• _Records to process_:
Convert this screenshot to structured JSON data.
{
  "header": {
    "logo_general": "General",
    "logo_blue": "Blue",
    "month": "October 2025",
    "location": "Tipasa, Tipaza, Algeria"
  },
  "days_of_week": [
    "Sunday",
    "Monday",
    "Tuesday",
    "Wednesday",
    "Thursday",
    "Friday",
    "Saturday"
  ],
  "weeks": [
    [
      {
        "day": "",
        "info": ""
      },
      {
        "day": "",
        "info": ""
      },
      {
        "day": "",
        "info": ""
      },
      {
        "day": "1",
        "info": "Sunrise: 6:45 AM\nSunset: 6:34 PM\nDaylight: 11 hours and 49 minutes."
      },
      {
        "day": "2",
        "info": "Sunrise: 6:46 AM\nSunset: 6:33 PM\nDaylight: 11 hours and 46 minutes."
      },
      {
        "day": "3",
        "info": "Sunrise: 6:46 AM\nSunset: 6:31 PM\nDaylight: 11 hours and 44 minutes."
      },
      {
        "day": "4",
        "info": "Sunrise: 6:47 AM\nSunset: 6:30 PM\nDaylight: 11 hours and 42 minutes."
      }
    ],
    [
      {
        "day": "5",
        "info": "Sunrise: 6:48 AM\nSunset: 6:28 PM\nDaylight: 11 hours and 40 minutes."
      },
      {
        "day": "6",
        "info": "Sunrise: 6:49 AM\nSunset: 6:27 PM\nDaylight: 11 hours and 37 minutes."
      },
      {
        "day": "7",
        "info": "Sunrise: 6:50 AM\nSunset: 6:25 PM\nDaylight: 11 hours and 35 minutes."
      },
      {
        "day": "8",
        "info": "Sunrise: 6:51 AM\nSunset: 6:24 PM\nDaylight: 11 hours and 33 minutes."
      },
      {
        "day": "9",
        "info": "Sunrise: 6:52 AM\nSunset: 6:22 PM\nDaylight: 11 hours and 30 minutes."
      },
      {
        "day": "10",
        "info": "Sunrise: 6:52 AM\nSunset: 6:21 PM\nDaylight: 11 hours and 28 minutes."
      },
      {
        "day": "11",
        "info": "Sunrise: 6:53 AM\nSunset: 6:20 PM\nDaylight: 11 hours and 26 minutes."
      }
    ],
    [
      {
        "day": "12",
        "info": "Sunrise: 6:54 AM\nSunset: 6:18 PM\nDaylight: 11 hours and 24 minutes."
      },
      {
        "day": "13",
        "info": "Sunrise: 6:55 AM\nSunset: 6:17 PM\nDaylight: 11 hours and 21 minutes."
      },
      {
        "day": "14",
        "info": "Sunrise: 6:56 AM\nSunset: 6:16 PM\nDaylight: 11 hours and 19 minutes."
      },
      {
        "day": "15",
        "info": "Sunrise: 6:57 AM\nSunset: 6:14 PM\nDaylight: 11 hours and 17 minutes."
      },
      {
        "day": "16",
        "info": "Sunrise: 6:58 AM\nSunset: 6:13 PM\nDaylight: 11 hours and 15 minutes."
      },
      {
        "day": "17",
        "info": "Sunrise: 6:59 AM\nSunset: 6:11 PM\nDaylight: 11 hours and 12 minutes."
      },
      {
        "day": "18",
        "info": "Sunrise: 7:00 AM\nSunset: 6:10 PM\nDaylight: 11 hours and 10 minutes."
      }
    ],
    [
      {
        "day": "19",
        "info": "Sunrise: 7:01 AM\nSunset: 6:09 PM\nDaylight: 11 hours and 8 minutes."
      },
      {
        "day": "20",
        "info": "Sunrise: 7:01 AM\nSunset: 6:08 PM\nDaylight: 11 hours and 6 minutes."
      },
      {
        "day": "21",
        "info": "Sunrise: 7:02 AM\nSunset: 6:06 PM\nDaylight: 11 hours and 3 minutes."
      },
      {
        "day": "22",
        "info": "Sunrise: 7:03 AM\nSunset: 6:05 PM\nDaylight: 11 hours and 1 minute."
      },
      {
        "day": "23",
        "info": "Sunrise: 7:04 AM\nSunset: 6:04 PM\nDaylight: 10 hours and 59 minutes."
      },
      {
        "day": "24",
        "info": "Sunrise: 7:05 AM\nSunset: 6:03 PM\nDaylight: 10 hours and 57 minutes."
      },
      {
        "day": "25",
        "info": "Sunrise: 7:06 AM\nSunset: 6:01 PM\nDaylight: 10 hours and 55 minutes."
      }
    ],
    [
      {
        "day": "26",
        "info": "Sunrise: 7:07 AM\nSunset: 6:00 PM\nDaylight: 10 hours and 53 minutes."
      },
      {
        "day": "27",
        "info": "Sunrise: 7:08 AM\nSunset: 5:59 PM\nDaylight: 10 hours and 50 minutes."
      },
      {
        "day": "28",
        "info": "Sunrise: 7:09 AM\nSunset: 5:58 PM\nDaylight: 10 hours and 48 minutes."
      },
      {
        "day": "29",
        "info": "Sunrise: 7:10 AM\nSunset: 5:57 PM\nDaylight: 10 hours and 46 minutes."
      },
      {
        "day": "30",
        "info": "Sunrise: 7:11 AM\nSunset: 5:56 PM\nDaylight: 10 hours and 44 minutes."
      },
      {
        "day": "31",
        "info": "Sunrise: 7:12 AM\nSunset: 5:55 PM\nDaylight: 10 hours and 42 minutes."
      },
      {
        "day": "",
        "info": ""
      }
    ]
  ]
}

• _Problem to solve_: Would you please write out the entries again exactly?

• _Your response_:
Convert this screenshot to structured JSON data.
{
  "header": {
    "logo_general": "General",
    "logo_blue": "Blue",
    "month": "October 2025",
    "location": "Tipasa, Tipaza, Algeria"
  },
  "days_of_week": [
    "Sunday",
    "Monday",
    "Tuesday",
    "Wednesday",
    "Thursday",
    "Friday",
    "Saturday"
  ],
  "weeks": [
    [
      {
        "day": "",
        "info": ""
      },
      {
        "day": "",
        "info": ""
      },
      {
        "day": "",
        "info": ""
      },
      {
        "day": "1",
        "info": "Sunrise: 6:45 AM\nSunset: 6:34 PM\nDaylight: 11 hours and 49 minutes."
      },
      {
        "day": "2",
        "info": "Sunrise: 6:46 AM\nSunset: 6:33 PM\nDaylight: 11 hours and 46 minutes."
      },
      {
        "day": "3",
        "info": "Sunrise: 6:46 AM\nSunset: 6:31 PM\nDaylight: 11 hours and 44 minutes."
      },
      {
        "day": "4",
        "info": "Sunrise: 6:47 AM\nSunset: 6:30 PM\nDaylight: 11 hours and 42 minutes."
      }
    ],
    [
      {
        "day": "5",
        "info": "Sunrise: 6:48 AM\nSunset: 6:28 PM\nDaylight: 11 hours and 40 minutes."
      },
      {
        "day": "6",
        "info": "Sunrise: 6:49 AM\nSunset: 6:27 PM\nDaylight: 11 hours and 37 minutes."
      },
      {
        "day": "7",
        "info": "Sunrise: 6:50 AM\nSunset: 6:25 PM\nDaylight: 11 hours and 35 minutes."
      },
      {
        "day": "8",
        "info": "Sunrise: 6:51 AM\nSunset: 6:24 PM\nDaylight: 11 hours and 33 minutes."
      },
      {
        "day": "9",
        "info": "Sunrise: 6:52 AM\nSunset: 6:22 PM\nDaylight: 11 hours and 30 minutes."
      },
      {
        "day": "10",
        "info": "Sunrise: 6:52 AM\nSunset: 6:21 PM\nDaylight: 11 hours and 28 minutes."
      },
      {
        "day": "11",
        "info": "Sunrise: 6:53 AM\nSunset: 6:20 PM\nDaylight: 11 hours and 26 minutes."
      }
    ],
    [
      {
        "day": "12",
        "info": "Sunrise: 6:54 AM\nSunset: 6:18 PM\nDaylight: 11 hours and 24 minutes."
      },
      {
        "day": "13",
        "info": "Sunrise: 6:55 AM\nSunset: 6:17 PM\nDaylight: 11 hours and 21 minutes."
      },
      {
        "day": "14",
        "info": "Sunrise: 6:56 AM\nSunset: 6:16 PM\nDaylight: 11 hours and 19 minutes."
      },
      {
        "day": "15",
        "info": "Sunrise: 6:57 AM\nSunset: 6:14 PM\nDaylight: 11 hours and 17 minutes."
      },
      {
        "day": "16",
        "info": "Sunrise: 6:58 AM\nSunset: 6:13 PM\nDaylight: 11 hours and 15 minutes."
      },
      {
        "day": "17",
        "info": "Sunrise: 6:59 AM\nSunset: 6:11 PM\nDaylight: 11 hours and 12 minutes."
      },
      {
        "day": "18",
        "info": "Sunrise: 7:00 AM\nSunset: 6:10 PM\nDaylight: 11 hours and 10 minutes."
      }
    ],
    [
      {
        "day": "19",
        "info": "Sunrise: 7:01 AM\nSunset: 6:09 PM\nDaylight: 11 hours and 8 minutes."
      },
      {
        "day": "20",
        "info": "Sunrise: 7:01 AM\nSunset: 6:08 PM\nDaylight: 11 hours and 6 minutes."
      },
      {
        "day": "21",
        "info": "Sunrise: 7:02 AM\nSunset: 6:06 PM\nDaylight: 11 hours and 3 minutes."
      },
      {
        "day": "22",
        "info": "Sunrise: 7:03 AM\nSunset: 6:05 PM\nDaylight: 11 hours and 1 minute."
      },
      {
        "day": "23",
        "info": "Sunrise: 7:04 AM\nSunset: 6:04 PM\nDaylight: 10 hours and 59 minutes."
      },
      {
        "day": "24",
        "info": "Sunrise: 7:05 AM\nSunset: 6:03 PM\nDaylight: 10 hours and 57 minutes."
      },
      {
        "day": "25",
        "info": "Sunrise: 7:06 AM\nSunset: 6:01 PM\nDaylight: 10 hours and 55 minutes."
      }
    ],
    [
      {
        "day": "26",
        "info": "Sunrise: 7:07 AM\nSunset: 6:00 PM\nDaylight: 10 hours and 53 minutes."
      },
      {
        "day": "27",
        "info": "Sunrise: 7:08 AM\nSunset: 5:59 PM\nDaylight: 10 hours and 50 minutes."
      },
      {
        "day": "28",
        "info": "Sunrise: 7:09 AM\nSunset: 5:58 PM\nDaylight: 10 hours and 48 minutes."
      },
      {
        "day": "29",
        "info": "Sunrise: 7:10 AM\nSunset: 5:57 PM\nDaylight: 10 hours and 46 minutes."
      },
      {
        "day": "30",
        "info": "Sunrise: 7:11 AM\nSunset: 5:56 PM\nDaylight: 10 hours and 44 minutes."
      },
      {
        "day": "31",
        "info": "Sunrise: 7:12 AM\nSunset: 5:55 PM\nDaylight: 10 hours and 42 minutes."
      },
      {
        "day": "",
        "info": ""
      }
    ]
  ]
}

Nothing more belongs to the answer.